You must repent of your sins. (Acts 3:19) But repentance alone is not enough. The so-called “Sinner’s Prayer” that you hear so much about today from denominational preachers does not appear anywhere in the Bible. Indeed, nowhere in the Bible was anyone ever told to pray the “Sinner’s Prayer” to be saved. By contrast, there are numerous examples showing that prayer alone does not save. Saul, for example, prayed following his meeting with Jesus on the road to Damascus (Acts 9:11), but Saul was still in his sins when Ananias met him three days later (Acts 22:16). Cornelius prayed to God always, and yet there was something else he needed to do to be saved (Acts 10:2, 6, 33, 48). If prayer alone did not save Saul or Cornelius, prayer alone will not save you.
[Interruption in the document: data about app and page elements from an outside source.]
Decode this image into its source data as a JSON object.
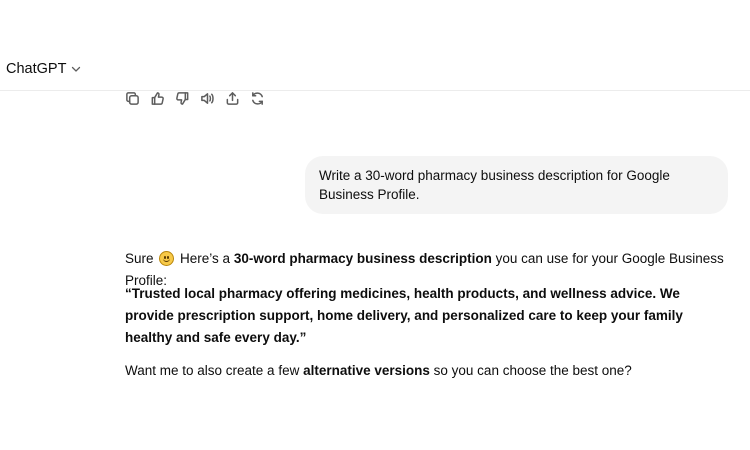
{
  "header": {
    "model_name": "ChatGPT"
  },
  "actions": {
    "icons": [
      "copy-icon",
      "thumbs-up-icon",
      "thumbs-down-icon",
      "read-aloud-icon",
      "share-icon",
      "regenerate-icon"
    ]
  },
  "user_message": {
    "text": "Write a 30-word pharmacy business description for Google Business Profile."
  },
  "assistant_message": {
    "intro_before_emoji": "Sure ",
    "intro_after_emoji": " Here’s a ",
    "intro_bold": "30-word pharmacy business description",
    "intro_end": " you can use for your Google Business Profile:",
    "quote": "“Trusted local pharmacy offering medicines, health products, and wellness advice. We provide prescription support, home delivery, and personalized care to keep your family healthy and safe every day.”",
    "followup_start": "Want me to also create a few ",
    "followup_bold": "alternative versions",
    "followup_end": " so you can choose the best one?"
  }
}
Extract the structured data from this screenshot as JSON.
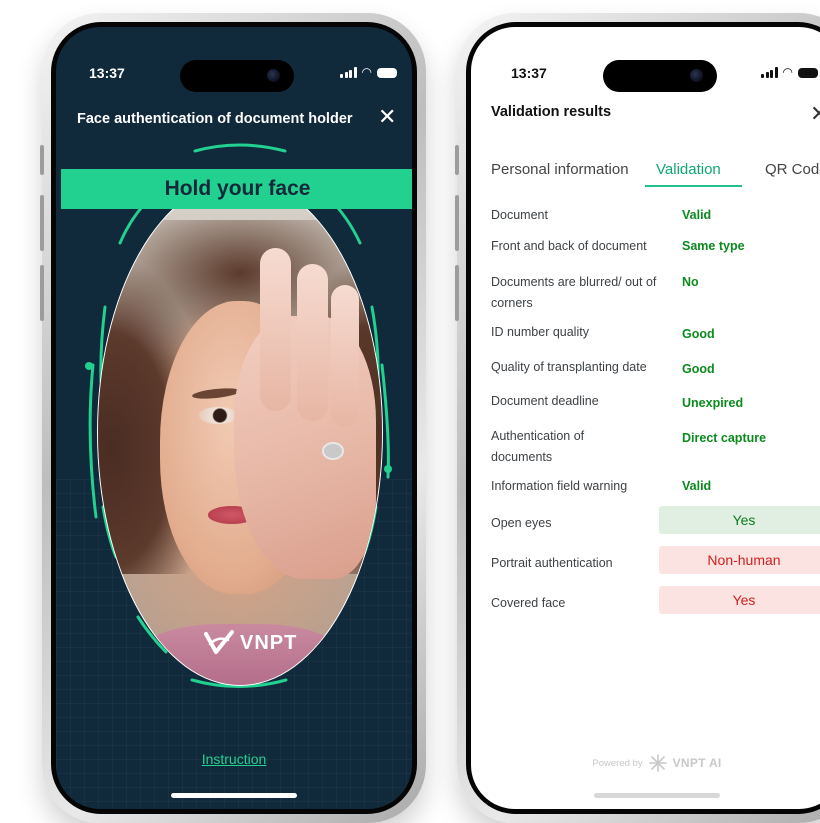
{
  "left_phone": {
    "status_time": "13:37",
    "title": "Face authentication of document holder",
    "close_icon": "close-icon",
    "banner_text": "Hold your face",
    "logo_text": "VNPT",
    "instruction_link": "Instruction",
    "colors": {
      "background": "#10293b",
      "accent": "#22d08f"
    }
  },
  "right_phone": {
    "status_time": "13:37",
    "title": "Validation results",
    "close_icon": "close-icon",
    "tabs": [
      {
        "label": "Personal information",
        "active": false
      },
      {
        "label": "Validation",
        "active": true
      },
      {
        "label": "QR Code",
        "active": false
      }
    ],
    "rows": [
      {
        "label": "Document",
        "value": "Valid"
      },
      {
        "label": "Front and back of document",
        "value": "Same type"
      },
      {
        "label": "Documents are blurred/ out of corners",
        "value": "No"
      },
      {
        "label": "ID number quality",
        "value": "Good"
      },
      {
        "label": "Quality of transplanting date",
        "value": "Good"
      },
      {
        "label": "Document deadline",
        "value": "Unexpired"
      },
      {
        "label": "Authentication of documents",
        "value": "Direct capture"
      },
      {
        "label": "Information field warning",
        "value": "Valid"
      }
    ],
    "badges": [
      {
        "label": "Open eyes",
        "value": "Yes",
        "status": "green"
      },
      {
        "label": "Portrait authentication",
        "value": "Non-human",
        "status": "red"
      },
      {
        "label": "Covered face",
        "value": "Yes",
        "status": "red"
      }
    ],
    "footer": {
      "powered_by": "Powered by",
      "brand": "VNPT AI"
    },
    "colors": {
      "accent": "#0ea775",
      "value_green": "#0b8a1e",
      "badge_red": "#d21f1f"
    }
  }
}
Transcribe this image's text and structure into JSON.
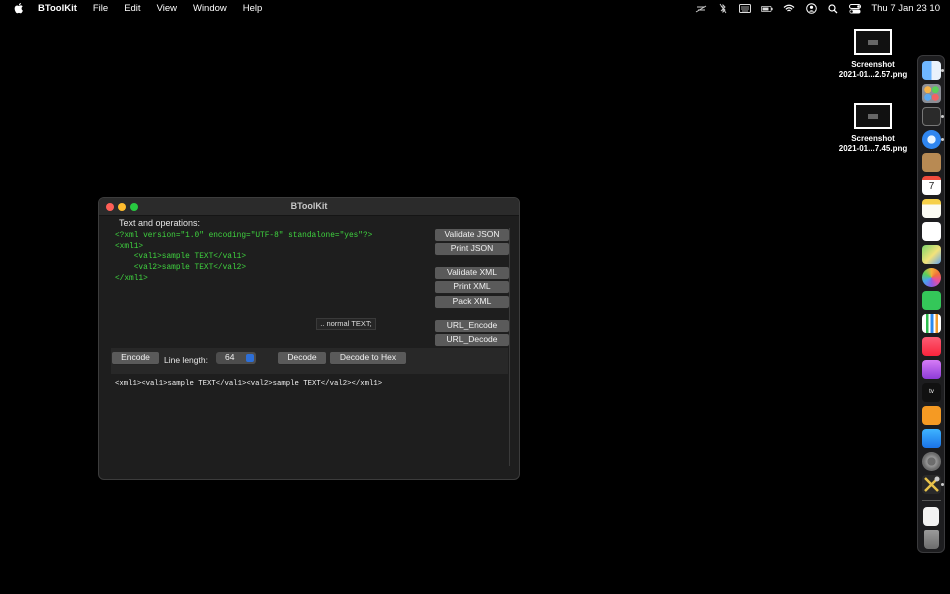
{
  "menubar": {
    "app_name": "BToolKit",
    "menus": [
      "File",
      "Edit",
      "View",
      "Window",
      "Help"
    ],
    "clock": "Thu 7 Jan  23 10"
  },
  "desktop": {
    "files": [
      {
        "line1": "Screenshot",
        "line2": "2021-01...2.57.png"
      },
      {
        "line1": "Screenshot",
        "line2": "2021-01...7.45.png"
      }
    ]
  },
  "window": {
    "title": "BToolKit",
    "section_label": "Text and operations:",
    "input_lines": [
      "<?xml version=\"1.0\" encoding=\"UTF-8\" standalone=\"yes\"?>",
      "<xml1>",
      "    <val1>sample TEXT</val1>",
      "    <val2>sample TEXT</val2>",
      "</xml1>"
    ],
    "tooltip": ".. normal TEXT;",
    "buttons": {
      "validate_json": "Validate JSON",
      "print_json": "Print JSON",
      "validate_xml": "Validate XML",
      "print_xml": "Print XML",
      "pack_xml": "Pack XML",
      "url_encode": "URL_Encode",
      "url_decode": "URL_Decode",
      "encode": "Encode",
      "decode": "Decode",
      "decode_hex": "Decode to Hex"
    },
    "line_length_label": "Line length:",
    "line_length_value": "64",
    "output_text": "<xml1><val1>sample TEXT</val1><val2>sample TEXT</val2></xml1>"
  },
  "colors": {
    "code_green": "#3fd43f",
    "button_gray": "#5a5a5a",
    "close": "#ff5f57",
    "minimize": "#febc2e",
    "zoom": "#28c840"
  },
  "dock_icons": [
    "finder-icon",
    "launchpad-icon",
    "terminal-icon",
    "safari-icon",
    "contacts-icon",
    "calendar-icon",
    "notes-icon",
    "reminders-icon",
    "maps-icon",
    "photos-icon",
    "messages-icon",
    "numbers-icon",
    "music-icon",
    "podcasts-icon",
    "tv-icon",
    "books-icon",
    "app-store-icon",
    "system-preferences-icon",
    "btoolkit-icon",
    "document-icon",
    "trash-icon"
  ]
}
You must obey the gospel. (2 Thess. 1:8)

You must confess that Jesus Christ is the Son of God. (Romans 10:9-10) Note that you do NOT need to make Jesus “Lord of your life.” Why? Because Jesus is already Lord of your life whether or not you have obeyed his gospel. Indeed, we obey him, not to make him Lord, but because he already is Lord. (Acts 2:36) Also, no one in the Bible was ever told to just “accept Jesus as your personal savior.” We must confess that Jesus is the Son of God, but, as with faith and repentance, confession alone does not save. (Matthew 7:21)
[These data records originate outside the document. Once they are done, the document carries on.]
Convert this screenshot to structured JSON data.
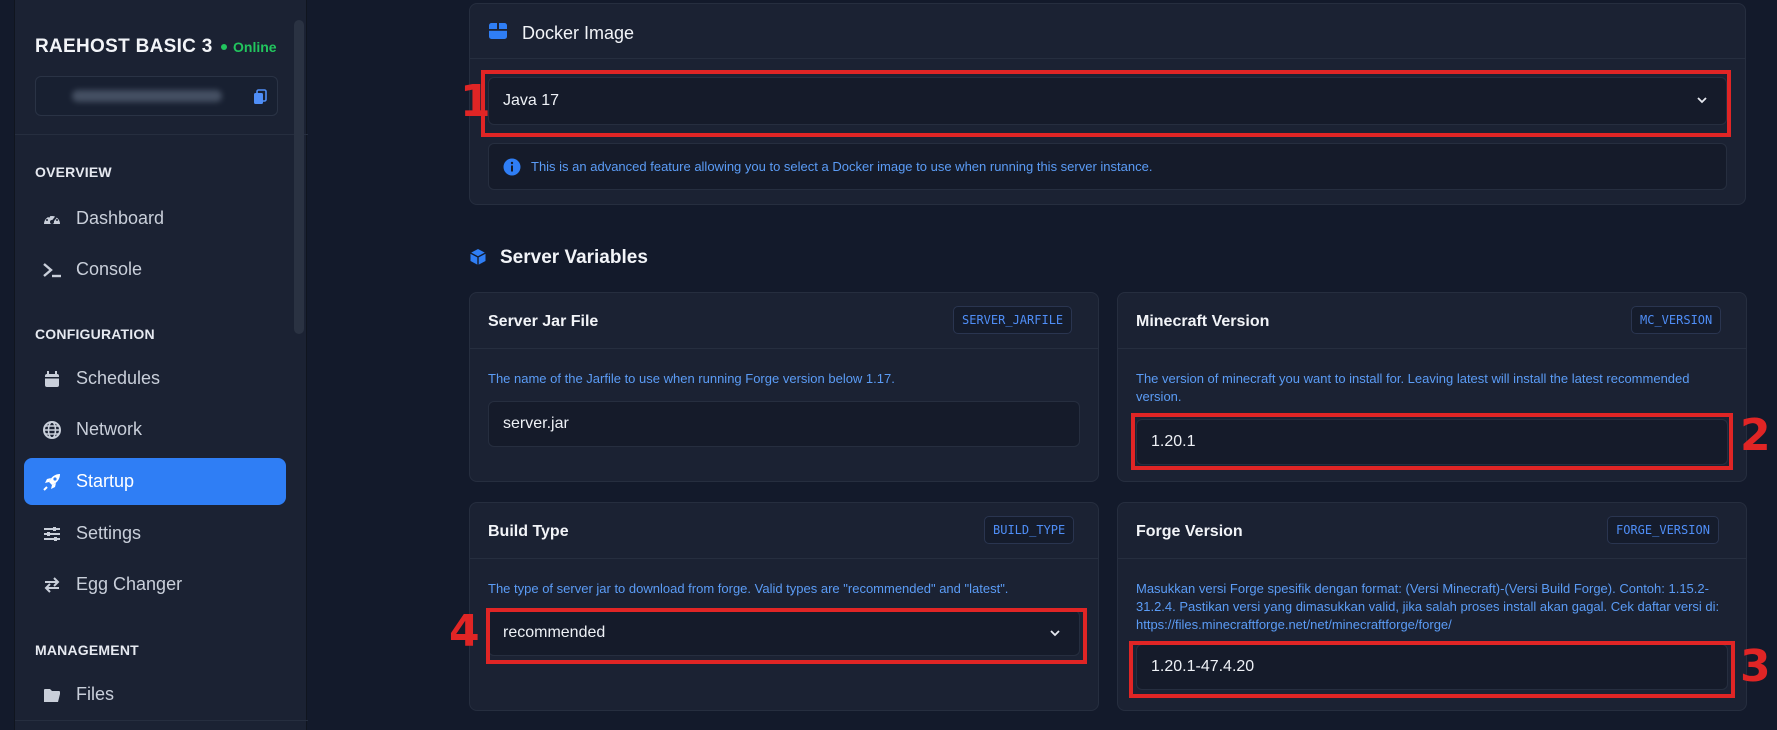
{
  "sidebar": {
    "server_name": "RAEHOST BASIC 3",
    "status": "Online",
    "sections": {
      "overview": "OVERVIEW",
      "configuration": "CONFIGURATION",
      "management": "MANAGEMENT"
    },
    "items": [
      {
        "label": "Dashboard",
        "icon": "gauge-icon"
      },
      {
        "label": "Console",
        "icon": "terminal-icon"
      },
      {
        "label": "Schedules",
        "icon": "calendar-icon"
      },
      {
        "label": "Network",
        "icon": "globe-icon"
      },
      {
        "label": "Startup",
        "icon": "rocket-icon",
        "active": true
      },
      {
        "label": "Settings",
        "icon": "sliders-icon"
      },
      {
        "label": "Egg Changer",
        "icon": "swap-icon"
      },
      {
        "label": "Files",
        "icon": "folder-icon"
      }
    ]
  },
  "docker": {
    "title": "Docker Image",
    "selected": "Java 17",
    "info": "This is an advanced feature allowing you to select a Docker image to use when running this server instance."
  },
  "server_variables": {
    "title": "Server Variables",
    "vars": [
      {
        "title": "Server Jar File",
        "tag": "SERVER_JARFILE",
        "desc": "The name of the Jarfile to use when running Forge version below 1.17.",
        "value": "server.jar"
      },
      {
        "title": "Minecraft Version",
        "tag": "MC_VERSION",
        "desc": "The version of minecraft you want to install for. Leaving latest will install the latest recommended version.",
        "value": "1.20.1"
      },
      {
        "title": "Build Type",
        "tag": "BUILD_TYPE",
        "desc": "The type of server jar to download from forge. Valid types are \"recommended\" and \"latest\".",
        "value": "recommended"
      },
      {
        "title": "Forge Version",
        "tag": "FORGE_VERSION",
        "desc": "Masukkan versi Forge spesifik dengan format: (Versi Minecraft)-(Versi Build Forge). Contoh: 1.15.2-31.2.4. Pastikan versi yang dimasukkan valid, jika salah proses install akan gagal. Cek daftar versi di: https://files.minecraftforge.net/net/minecraftforge/forge/",
        "value": "1.20.1-47.4.20"
      }
    ]
  },
  "annotations": [
    "1",
    "2",
    "3",
    "4"
  ],
  "colors": {
    "accent": "#2f7ef5",
    "online": "#22c55e",
    "annotation": "#e02525",
    "link_text": "#5b9cf6"
  }
}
Having believed, repented, and confessed that Jesus is the Son of God, you must be baptized for the remission of your sins. (Acts 2:38) It is at this point (and not before) that your sins are forgiven. (Acts 22:16) It is impossible to proclaim the gospel of Jesus Christ without teaching the absolute necessity of baptism for salvation. (Acts 8:35-36; Romans 6:3-4; 1 Peter 3:21) Anyone who responds to the question in Acts 2:37 with an answer that contradicts Acts 2:38 is NOT proclaiming the gospel of Jesus Christ!

Once you are saved, God adds you to his church and writes your name in the Book of Life. (Acts 2:47; Philippians 4:3) To continue in God’s grace, you must continue to serve God faithfully until death. Unless they remain faithful, those who are in God’s grace will fall from grace, and those whose names are in the Book of Life will have their names blotted out of that book. (Revelation 2:10; Revelation 3:5; Galatians 5:4)